Now, with commercial subleasing on the rise, it’s vital for interested parties to fully understand the benefits, as well as any potential legal issues to look out for.

When a Tenant Might Sublease Their Commercial Space

A tenant might consider subleasing their commercial space if they occupy more space than they’re currently using. For example, some companies may only have a small percentage of their staff working in their physical office space, thus leaving half of the space potentially unused.

In this situation, the larger company (known as the “sublessor”) would utilize 50% of the space and sublease the remaining 50% to several smaller businesses (known as “sublessees”) to split. Then, those multiple companies would jointly take responsibility for 50% of the rent obligations and other obligations under the lease, while also gaining the benefits of office space in a prime location.

Another scenario could be commercial tenants who now have their employees working fully remote and who have no concrete timeline for when they will be back in their physical office space. Consequently, in an effort to keep payments rolling on their long-term lease, they may look to find a sublessor to take over the entire space for a specific period of time or for the entire remaining term of the lease. Additionally, subleasing could save a sublessor from potentially defaulting on the lease terms, and paying a high fee to the landlord to cancel. 

Why Subleasing May Be a Great Option for Small Businesses

When subleasing a portion of a full commercial space, the sublessor often gains some perks that come with the space — without bearing the responsibility. An example would be avoiding extra charges — such as common area maintenance, a mailing system and sometimes even Wi-Fi — which could remain the responsibility of the sublessor.

It’s also important to note that qualifying for a commercial sublease can be even easier than being approved for a new lease.

What Commercial Tenants Should Consider When Subleasing

When a commercial tenant decides to consider subleasing to ease their rental obligations, they’ll often need to review their original lease and notify their landlord. That’s because all subleases are subject to the landlord’s review and approval. A landlord may also charge various fees for reviewing the subtenant’s financials and drafting the agreements for the subtenancy.

Additionally, commercial landlords may have included terms in their lease agreements regarding consent restrictions and recapture rights on the space. In particular, consent restrictions may permit the landlord to dictate or restrict the type of sublessor that will take over the space. 

Conversely, the right to recapture could potentially allow the landlord to take back the space at even the consideration or request of a sublease.

There are many things for each party to consider when contemplating a sublease, but it could definitely be a beneficial solution for all parties involved — especially during these uncertain times.

About:

Photo of Nataly Goldstein

Real Estate and Corporate Transactions Attorney Nataly Goldstein is a graduate of Cardozo School of Law, where she served as President of the Real Estate Law Association.  She is experienced in both residential and commercial real estate transactions, and she prides herself on guiding her clients through every step of their transaction, whether they are first home buyers or franchised businesses. 

Eliza Theiss

Eliza Theiss

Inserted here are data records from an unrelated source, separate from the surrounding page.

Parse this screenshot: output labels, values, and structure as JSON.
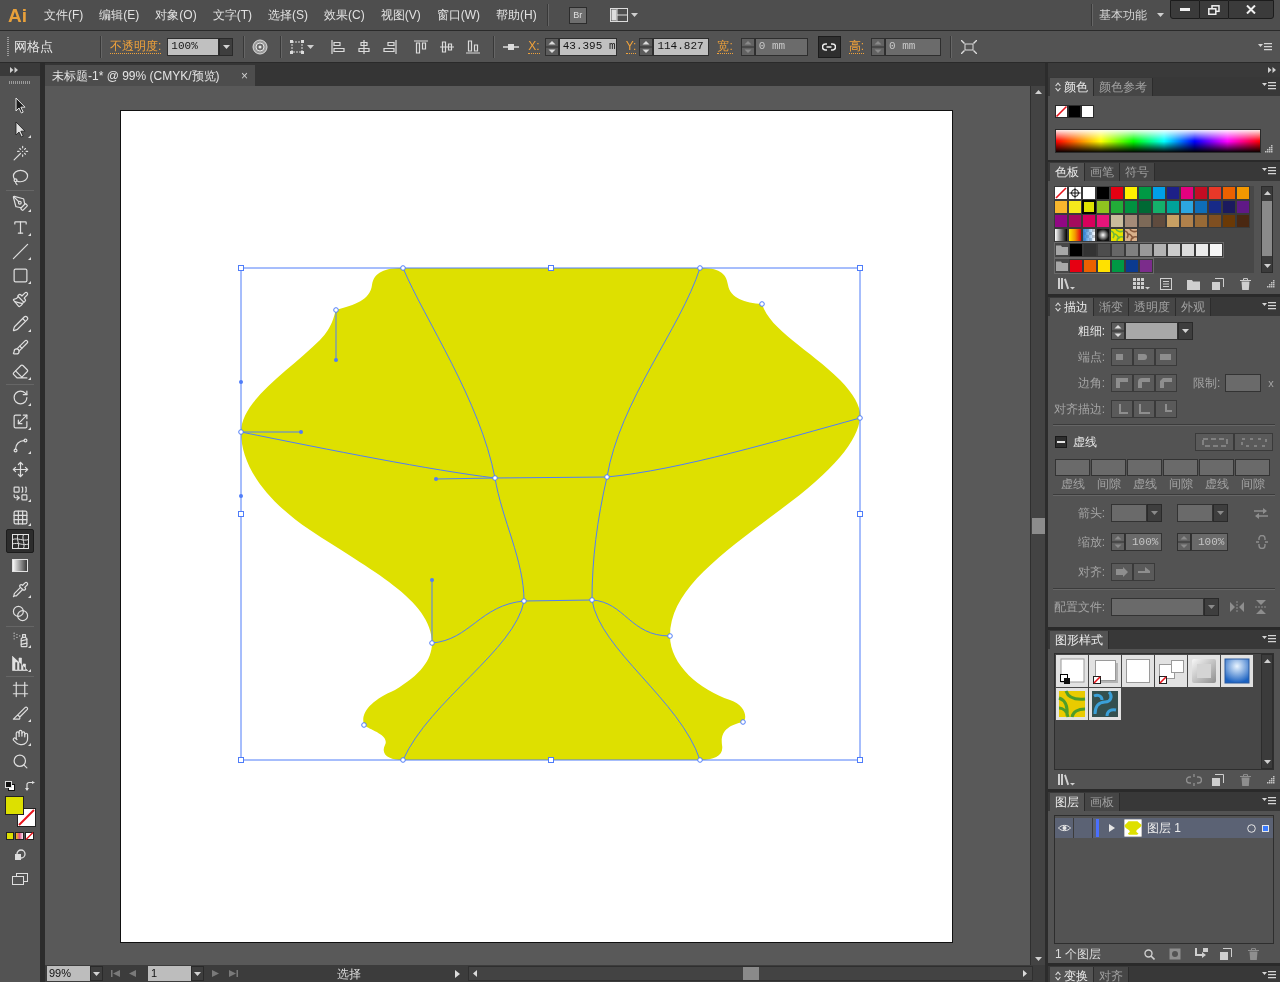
{
  "menu_bar": {
    "logo": "Ai",
    "items": [
      "文件(F)",
      "编辑(E)",
      "对象(O)",
      "文字(T)",
      "选择(S)",
      "效果(C)",
      "视图(V)",
      "窗口(W)",
      "帮助(H)"
    ],
    "bridge": "Br",
    "workspace": "基本功能"
  },
  "control_bar": {
    "selection": "网格点",
    "opacity": {
      "label": "不透明度:",
      "value": "100%"
    },
    "x": {
      "label": "X:",
      "value": "43.395 m",
      "disabled": false
    },
    "y": {
      "label": "Y:",
      "value": "114.827",
      "disabled": false
    },
    "width": {
      "label": "宽:",
      "value": "0 mm",
      "disabled": true
    },
    "height": {
      "label": "高:",
      "value": "0 mm",
      "disabled": true
    },
    "constrain": {
      "on": true
    }
  },
  "document_tab": {
    "title": "未标题-1* @ 99% (CMYK/预览)",
    "close": "×"
  },
  "tool_groups": [
    [
      {
        "kind": "selection",
        "selected": false
      },
      {
        "kind": "direct-selection",
        "selected": false
      },
      {
        "kind": "magic-wand",
        "selected": false
      },
      {
        "kind": "lasso",
        "selected": false
      }
    ],
    [
      {
        "kind": "pen",
        "selected": false
      },
      {
        "kind": "type",
        "selected": false
      },
      {
        "kind": "line",
        "selected": false
      },
      {
        "kind": "rectangle",
        "selected": false
      },
      {
        "kind": "paintbrush",
        "selected": false
      },
      {
        "kind": "pencil",
        "selected": false
      },
      {
        "kind": "blob-brush",
        "selected": false
      },
      {
        "kind": "eraser",
        "selected": false
      }
    ],
    [
      {
        "kind": "rotate",
        "selected": false
      },
      {
        "kind": "scale",
        "selected": false
      },
      {
        "kind": "width",
        "selected": false
      },
      {
        "kind": "free-transform",
        "selected": false
      },
      {
        "kind": "shape-builder",
        "selected": false
      },
      {
        "kind": "perspective-grid",
        "selected": false
      },
      {
        "kind": "mesh",
        "selected": true
      },
      {
        "kind": "gradient",
        "selected": false
      },
      {
        "kind": "eyedropper",
        "selected": false
      },
      {
        "kind": "blend",
        "selected": false
      }
    ],
    [
      {
        "kind": "symbol-sprayer",
        "selected": false
      },
      {
        "kind": "column-graph",
        "selected": false
      }
    ],
    [
      {
        "kind": "artboard",
        "selected": false
      },
      {
        "kind": "slice",
        "selected": false
      },
      {
        "kind": "hand",
        "selected": false
      },
      {
        "kind": "zoom",
        "selected": false
      }
    ]
  ],
  "fill_stroke": {
    "fill": {
      "kind": "color",
      "color": "#dde000"
    },
    "stroke": {
      "kind": "none"
    }
  },
  "panels": {
    "color": {
      "tabs": [
        {
          "label": "颜色",
          "selected": true
        },
        {
          "label": "颜色参考",
          "selected": false
        }
      ],
      "quick_swatches": [
        {
          "kind": "none"
        },
        {
          "kind": "color",
          "color": "#000000"
        },
        {
          "kind": "color",
          "color": "#ffffff"
        }
      ]
    },
    "swatches": {
      "tabs": [
        {
          "label": "色板",
          "selected": true
        },
        {
          "label": "画笔",
          "selected": false
        },
        {
          "label": "符号",
          "selected": false
        }
      ],
      "swatches": [
        {
          "kind": "none",
          "selected": false
        },
        {
          "kind": "registration",
          "selected": false
        },
        {
          "kind": "color",
          "color": "#ffffff",
          "selected": false
        },
        {
          "kind": "color",
          "color": "#000000",
          "selected": false
        },
        {
          "kind": "color",
          "color": "#e60012",
          "selected": false
        },
        {
          "kind": "color",
          "color": "#fff100",
          "selected": false
        },
        {
          "kind": "color",
          "color": "#009944",
          "selected": false
        },
        {
          "kind": "color",
          "color": "#00a0e9",
          "selected": false
        },
        {
          "kind": "color",
          "color": "#1d2088",
          "selected": false
        },
        {
          "kind": "color",
          "color": "#e4007f",
          "selected": false
        },
        {
          "kind": "color",
          "color": "#c30d23",
          "selected": false
        },
        {
          "kind": "color",
          "color": "#e83828",
          "selected": false
        },
        {
          "kind": "color",
          "color": "#eb6100",
          "selected": false
        },
        {
          "kind": "color",
          "color": "#f39800",
          "selected": false
        },
        {
          "kind": "color",
          "color": "#f8b62d",
          "selected": false
        },
        {
          "kind": "color",
          "color": "#f6ea1c",
          "selected": false
        },
        {
          "kind": "color",
          "color": "#dde000",
          "selected": true
        },
        {
          "kind": "color",
          "color": "#8fc31f",
          "selected": false
        },
        {
          "kind": "color",
          "color": "#22ac38",
          "selected": false
        },
        {
          "kind": "color",
          "color": "#009140",
          "selected": false
        },
        {
          "kind": "color",
          "color": "#006934",
          "selected": false
        },
        {
          "kind": "color",
          "color": "#14b06b",
          "selected": false
        },
        {
          "kind": "color",
          "color": "#00a39a",
          "selected": false
        },
        {
          "kind": "color",
          "color": "#2ca6e0",
          "selected": false
        },
        {
          "kind": "color",
          "color": "#0e6eb8",
          "selected": false
        },
        {
          "kind": "color",
          "color": "#172a88",
          "selected": false
        },
        {
          "kind": "color",
          "color": "#1b1a5e",
          "selected": false
        },
        {
          "kind": "color",
          "color": "#601986",
          "selected": false
        },
        {
          "kind": "color",
          "color": "#920783",
          "selected": false
        },
        {
          "kind": "color",
          "color": "#a40b5d",
          "selected": false
        },
        {
          "kind": "color",
          "color": "#d7005c",
          "selected": false
        },
        {
          "kind": "color",
          "color": "#e4157a",
          "selected": false
        },
        {
          "kind": "color",
          "color": "#c9bc9c",
          "selected": false
        },
        {
          "kind": "color",
          "color": "#a48b78",
          "selected": false
        },
        {
          "kind": "color",
          "color": "#7d6a58",
          "selected": false
        },
        {
          "kind": "color",
          "color": "#5f4b3e",
          "selected": false
        },
        {
          "kind": "color",
          "color": "#c8a063",
          "selected": false
        },
        {
          "kind": "color",
          "color": "#b0814b",
          "selected": false
        },
        {
          "kind": "color",
          "color": "#986a36",
          "selected": false
        },
        {
          "kind": "color",
          "color": "#7f4f21",
          "selected": false
        },
        {
          "kind": "color",
          "color": "#6a3906",
          "selected": false
        },
        {
          "kind": "color",
          "color": "#4a2812",
          "selected": false
        },
        {
          "kind": "gray-gradient",
          "selected": false
        },
        {
          "kind": "warm-gradient",
          "selected": false
        },
        {
          "kind": "transparent-fade",
          "selected": false
        },
        {
          "kind": "radial-gradient",
          "selected": false
        },
        {
          "kind": "leaf-pattern",
          "selected": false
        },
        {
          "kind": "bark-pattern",
          "selected": false
        }
      ],
      "groups": [
        {
          "swatches": [
            {
              "color": "#000000",
              "selected": false
            },
            {
              "color": "#333333",
              "selected": false
            },
            {
              "color": "#4d4d4d",
              "selected": false
            },
            {
              "color": "#666666",
              "selected": false
            },
            {
              "color": "#808080",
              "selected": false
            },
            {
              "color": "#999999",
              "selected": false
            },
            {
              "color": "#b3b3b3",
              "selected": false
            },
            {
              "color": "#cccccc",
              "selected": false
            },
            {
              "color": "#dcdcdc",
              "selected": false
            },
            {
              "color": "#ececec",
              "selected": false
            },
            {
              "color": "#f7f7f7",
              "selected": false
            }
          ]
        },
        {
          "swatches": [
            {
              "color": "#e60012",
              "selected": false
            },
            {
              "color": "#eb6100",
              "selected": false
            },
            {
              "color": "#ffe100",
              "selected": false
            },
            {
              "color": "#009944",
              "selected": false
            },
            {
              "color": "#0b3a8f",
              "selected": false
            },
            {
              "color": "#7b2c8b",
              "selected": false
            }
          ]
        }
      ]
    },
    "stroke": {
      "tabs": [
        {
          "label": "描边",
          "selected": true
        },
        {
          "label": "渐变",
          "selected": false
        },
        {
          "label": "透明度",
          "selected": false
        },
        {
          "label": "外观",
          "selected": false
        }
      ],
      "weight": {
        "label": "粗细:",
        "disabled": false
      },
      "cap": {
        "label": "端点:",
        "disabled": true
      },
      "corner": {
        "label": "边角:",
        "limit_label": "限制:",
        "limit_unit": "x",
        "disabled": true
      },
      "align": {
        "label": "对齐描边:",
        "disabled": true
      },
      "dashed": {
        "label": "虚线",
        "indeterminate": true
      },
      "dashes": {
        "disabled": true,
        "fields": [
          "虚线",
          "间隙",
          "虚线",
          "间隙",
          "虚线",
          "间隙"
        ]
      },
      "arrowheads": {
        "label": "箭头:",
        "disabled": true
      },
      "scale": {
        "label": "缩放:",
        "start": "100%",
        "end": "100%",
        "disabled": true
      },
      "arrow_align": {
        "label": "对齐:",
        "disabled": true
      },
      "profile": {
        "label": "配置文件:",
        "disabled": true
      }
    },
    "graphic_styles": {
      "tabs": [
        {
          "label": "图形样式",
          "selected": true
        }
      ],
      "styles": [
        {
          "kind": "default"
        },
        {
          "kind": "shadow-none"
        },
        {
          "kind": "plain"
        },
        {
          "kind": "split-none"
        },
        {
          "kind": "bevel"
        },
        {
          "kind": "blue-glow"
        },
        {
          "kind": "green-texture"
        },
        {
          "kind": "teal-pattern"
        }
      ]
    },
    "layers": {
      "tabs": [
        {
          "label": "图层",
          "selected": true
        },
        {
          "label": "画板",
          "selected": false
        }
      ],
      "layers": [
        {
          "name": "图层 1",
          "visible": true,
          "expanded": false,
          "selected": true,
          "art_selected": true,
          "color": "#4a6fff"
        }
      ],
      "count": "1 个图层"
    },
    "collapsed": {
      "tabs": [
        {
          "label": "变换",
          "selected": true
        },
        {
          "label": "对齐",
          "selected": false
        }
      ]
    }
  },
  "status_bar": {
    "zoom": "99%",
    "artboard": "1",
    "tool": "选择"
  }
}
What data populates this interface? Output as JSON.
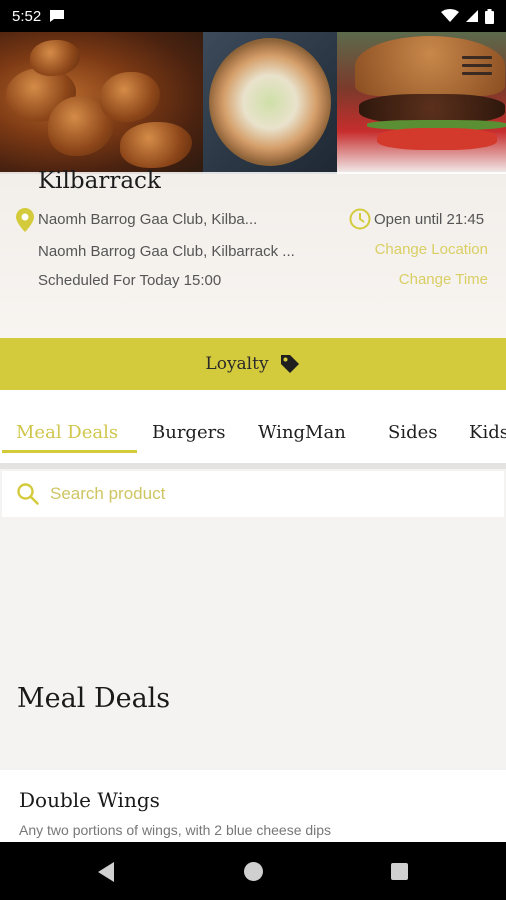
{
  "status_bar": {
    "time": "5:52",
    "icons": [
      "message-icon",
      "wifi-icon",
      "signal-icon",
      "battery-icon"
    ]
  },
  "store": {
    "name": "Kilbarrack",
    "address_short": "Naomh Barrog Gaa Club, Kilba...",
    "address_full": "Naomh Barrog Gaa Club, Kilbarrack ...",
    "schedule": "Scheduled For Today 15:00",
    "open_until": "Open until 21:45",
    "change_location": "Change Location",
    "change_time": "Change Time"
  },
  "loyalty": {
    "label": "Loyalty",
    "icon": "tag-icon"
  },
  "tabs": [
    {
      "label": "Meal Deals",
      "active": true
    },
    {
      "label": "Burgers",
      "active": false
    },
    {
      "label": "WingMan",
      "active": false
    },
    {
      "label": "Sides",
      "active": false
    },
    {
      "label": "Kids",
      "active": false
    }
  ],
  "search": {
    "placeholder": "Search product"
  },
  "section": {
    "title": "Meal Deals",
    "items": [
      {
        "name": "Double Wings",
        "description": "Any two portions of wings, with 2 blue cheese dips"
      }
    ]
  },
  "colors": {
    "accent": "#d4cb3c",
    "accent_text": "#d0c64b",
    "background": "#f4f3f1"
  }
}
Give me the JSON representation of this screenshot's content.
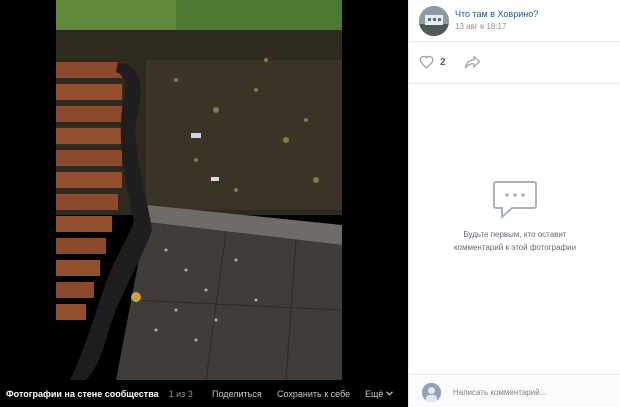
{
  "viewer": {
    "album_label": "Фотографии на стене сообщества",
    "counter": "1 из 3",
    "share_label": "Поделиться",
    "save_label": "Сохранить к себе",
    "more_label": "Ещё"
  },
  "post": {
    "author": "Что там в Ховрино?",
    "date": "13 авг в 18:17",
    "likes": "2"
  },
  "comments": {
    "empty_line1": "Будьте первым, кто оставит",
    "empty_line2": "комментарий к этой фотографии",
    "placeholder": "Написать комментарий..."
  },
  "colors": {
    "link": "#2a5885",
    "muted": "#939393",
    "icon": "#99a2ad"
  }
}
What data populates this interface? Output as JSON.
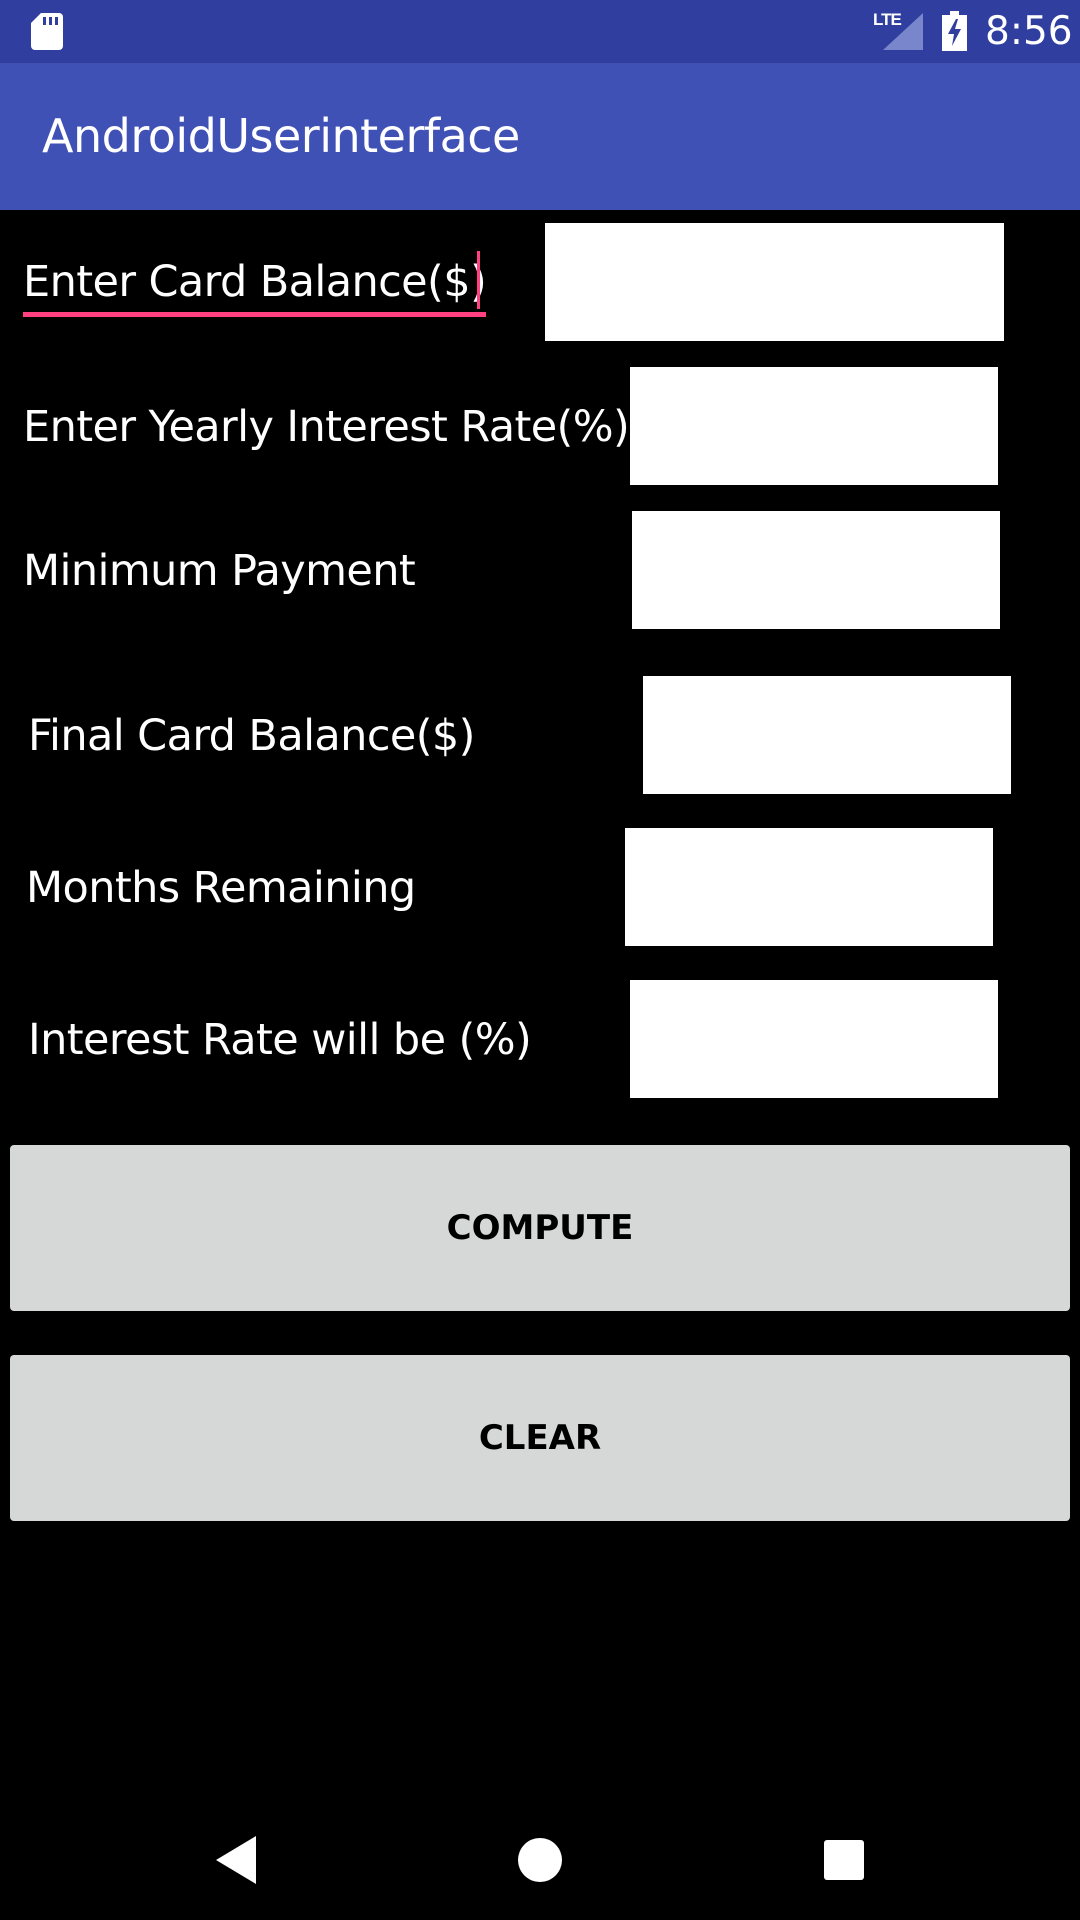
{
  "status_bar": {
    "time": "8:56",
    "network": "LTE",
    "icons": [
      "sd-card-icon",
      "signal-icon",
      "battery-charging-icon"
    ]
  },
  "app_bar": {
    "title": "AndroidUserinterface"
  },
  "form": {
    "card_balance_label": "Enter Card Balance($)",
    "yearly_interest_label": "Enter Yearly Interest Rate(%)",
    "minimum_payment_label": "Minimum Payment",
    "final_balance_label": "Final Card Balance($)",
    "months_remaining_label": "Months Remaining",
    "interest_will_be_label": "Interest Rate will be (%)",
    "card_balance_value": "",
    "yearly_interest_value": "",
    "minimum_payment_value": "",
    "final_balance_value": "",
    "months_remaining_value": "",
    "interest_will_be_value": ""
  },
  "buttons": {
    "compute": "COMPUTE",
    "clear": "CLEAR"
  },
  "colors": {
    "status_bar": "#303F9F",
    "app_bar": "#3F51B5",
    "accent": "#FF4081",
    "button": "#D6D7D7",
    "background": "#000000"
  },
  "nav_bar": {
    "icons": [
      "back-icon",
      "home-icon",
      "recents-icon"
    ]
  }
}
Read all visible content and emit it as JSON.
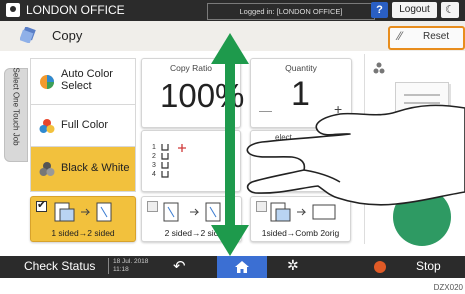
{
  "topbar": {
    "office": "LONDON OFFICE",
    "logged_in": "Logged in: [LONDON OFFICE]",
    "help": "?",
    "logout": "Logout"
  },
  "header": {
    "title": "Copy",
    "reset": "Reset"
  },
  "sidetab": {
    "label": "Select One Touch Job"
  },
  "buttons": {
    "auto_color": "Auto Color Select",
    "full_color": "Full Color",
    "black_white": "Black & White"
  },
  "tiles": {
    "ratio_label": "Copy Ratio",
    "ratio_value": "100%",
    "quantity_label": "Quantity",
    "quantity_value": "1",
    "select_label": "elect"
  },
  "bottom": {
    "b1": "1 sided→2 sided",
    "b2": "2 sided→2 sid",
    "b3": "1sided→Comb 2orig"
  },
  "status": {
    "check": "Check Status",
    "date": "18 Jul. 2018",
    "time": "11:18",
    "stop": "Stop"
  },
  "figure_code": "DZX020"
}
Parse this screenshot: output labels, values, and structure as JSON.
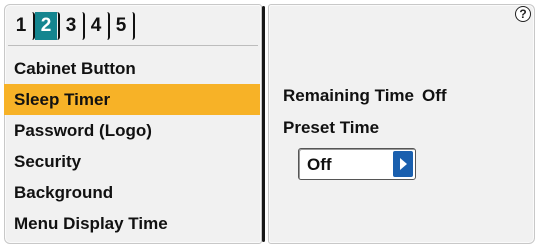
{
  "tabs": [
    {
      "label": "1",
      "active": false
    },
    {
      "label": "2",
      "active": true
    },
    {
      "label": "3",
      "active": false
    },
    {
      "label": "4",
      "active": false
    },
    {
      "label": "5",
      "active": false
    }
  ],
  "menu": {
    "items": [
      {
        "label": "Cabinet Button"
      },
      {
        "label": "Sleep Timer",
        "selected": true
      },
      {
        "label": "Password (Logo)"
      },
      {
        "label": "Security"
      },
      {
        "label": "Background"
      },
      {
        "label": "Menu Display Time"
      }
    ]
  },
  "detail": {
    "remaining_label": "Remaining Time",
    "remaining_value": "Off",
    "preset_label": "Preset Time",
    "preset_value": "Off",
    "help_glyph": "?"
  },
  "colors": {
    "active_tab": "#15858f",
    "selected_item": "#f7b227",
    "arrow_button": "#1a5fae"
  },
  "icons": {
    "help": "help-icon",
    "arrow": "arrow-right-icon"
  }
}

Eliza Theiss is a senior writer reporting real estate trends in the US. Her work has been cited by CBS News, Curbed, The Los Angeles Times, and Forbes among others. With an academic background in journalism, Eliza has been covering real estate since 2012. Before joining PropertyShark, Eliza was an associate editor at Multi-Housing News and Commercial Property Executive. Reach her at [email protected]